#### [WORK TASK]
Extract all lines that hold "label" from the records below.

═════ GIVEN RECORDS

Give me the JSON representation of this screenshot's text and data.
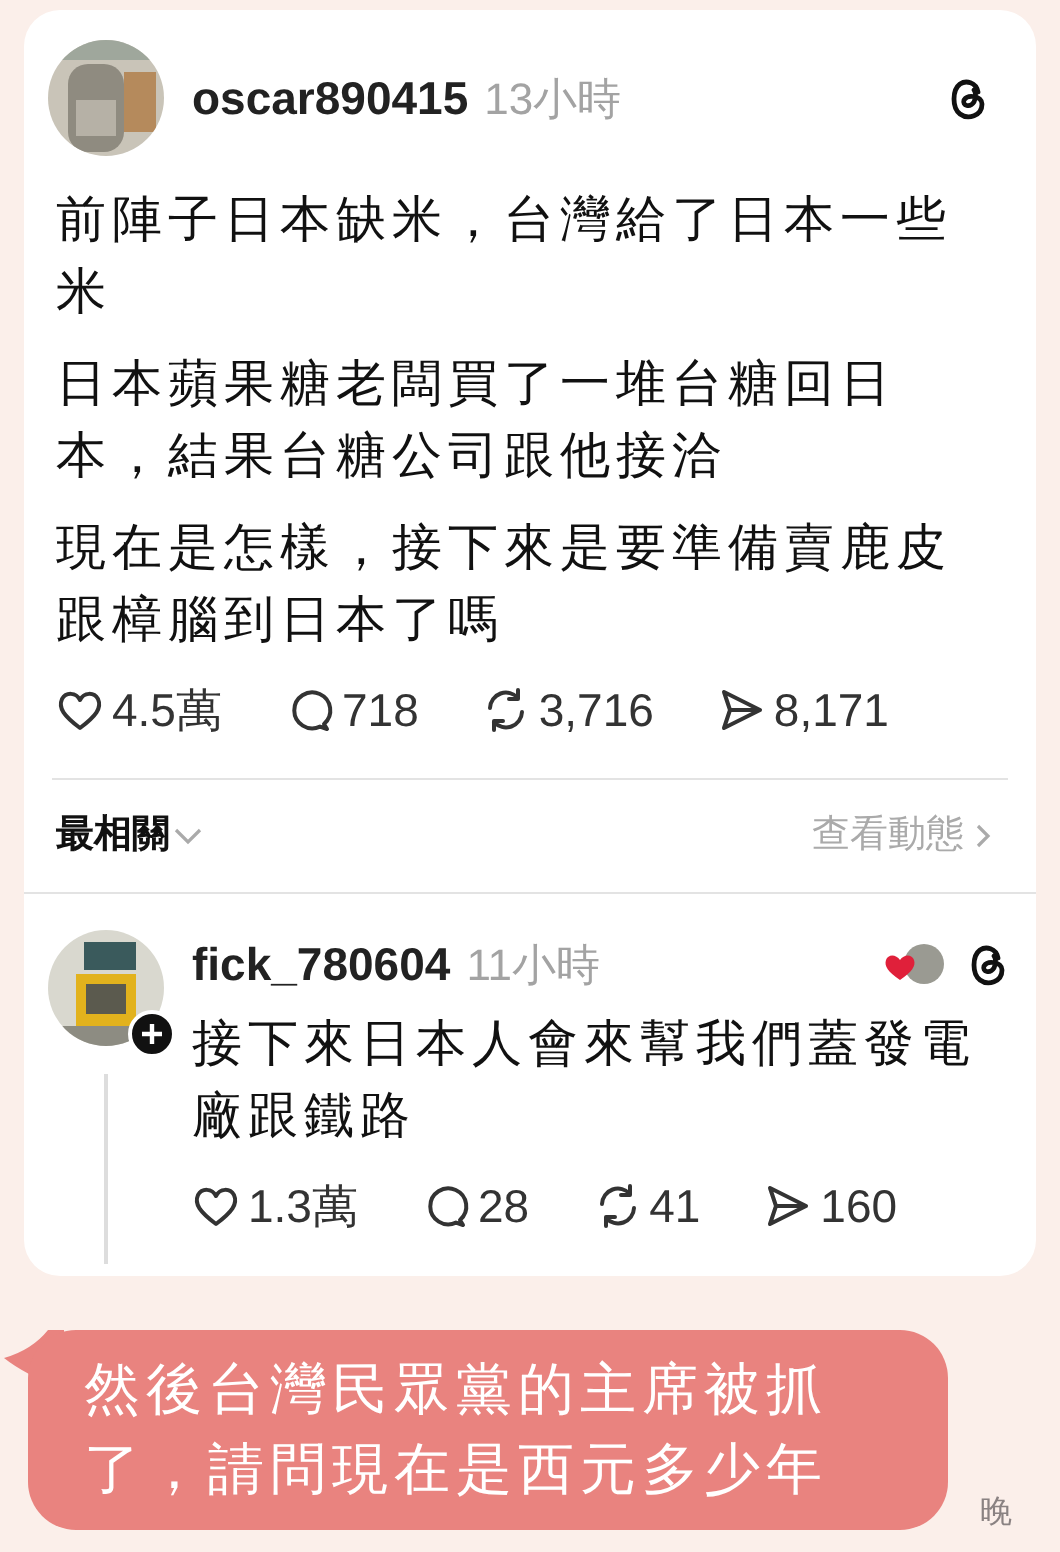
{
  "post": {
    "username": "oscar890415",
    "time": "13小時",
    "paragraphs": [
      "前陣子日本缺米，台灣給了日本一些米",
      "日本蘋果糖老闆買了一堆台糖回日本，結果台糖公司跟他接洽",
      "現在是怎樣，接下來是要準備賣鹿皮跟樟腦到日本了嗎"
    ],
    "stats": [
      {
        "kind": "like",
        "value": "4.5萬"
      },
      {
        "kind": "comment",
        "value": "718"
      },
      {
        "kind": "repost",
        "value": "3,716"
      },
      {
        "kind": "share",
        "value": "8,171"
      }
    ]
  },
  "sort": {
    "label": "最相關",
    "link": "查看動態"
  },
  "reply": {
    "username": "fick_780604",
    "time": "11小時",
    "text": "接下來日本人會來幫我們蓋發電廠跟鐵路",
    "stats": [
      {
        "kind": "like",
        "value": "1.3萬"
      },
      {
        "kind": "comment",
        "value": "28"
      },
      {
        "kind": "repost",
        "value": "41"
      },
      {
        "kind": "share",
        "value": "160"
      }
    ]
  },
  "message": {
    "text": "然後台灣民眾黨的主席被抓了，請問現在是西元多少年",
    "time": "晚"
  }
}
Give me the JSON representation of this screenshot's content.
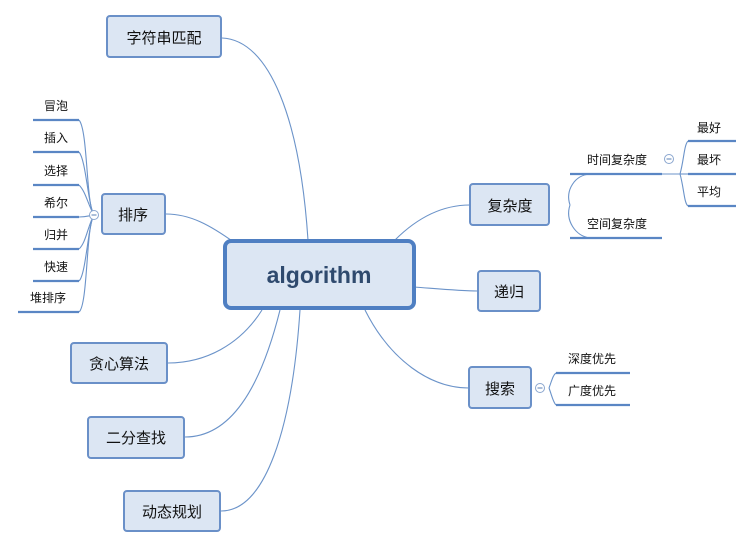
{
  "root": {
    "label": "algorithm"
  },
  "branches": {
    "string_matching": {
      "label": "字符串匹配"
    },
    "sorting": {
      "label": "排序",
      "children": [
        "冒泡",
        "插入",
        "选择",
        "希尔",
        "归并",
        "快速",
        "堆排序"
      ]
    },
    "greedy": {
      "label": "贪心算法"
    },
    "binary_search": {
      "label": "二分查找"
    },
    "dynamic_programming": {
      "label": "动态规划"
    },
    "complexity": {
      "label": "复杂度",
      "time": {
        "label": "时间复杂度",
        "children": [
          "最好",
          "最坏",
          "平均"
        ]
      },
      "space": {
        "label": "空间复杂度"
      }
    },
    "recursion": {
      "label": "递归"
    },
    "search": {
      "label": "搜索",
      "children": [
        "深度优先",
        "广度优先"
      ]
    }
  },
  "colors": {
    "node_fill": "#dce6f3",
    "node_border": "#6a90c8",
    "root_border": "#4f7fc2",
    "connector": "#6b93c9",
    "root_text": "#2f4a6e"
  },
  "icons": {
    "collapse": "minus-circle-icon"
  }
}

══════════

#### [RESPONSE AREA]
    "label": "最相關",
    "label": "algorithm"
      "label": "字符串匹配"
      "label": "排序",
      "label": "贪心算法"
      "label": "二分查找"
      "label": "动态规划"
      "label": "复杂度",
        "label": "时间复杂度",
        "label": "空间复杂度"
      "label": "递归"
      "label": "搜索",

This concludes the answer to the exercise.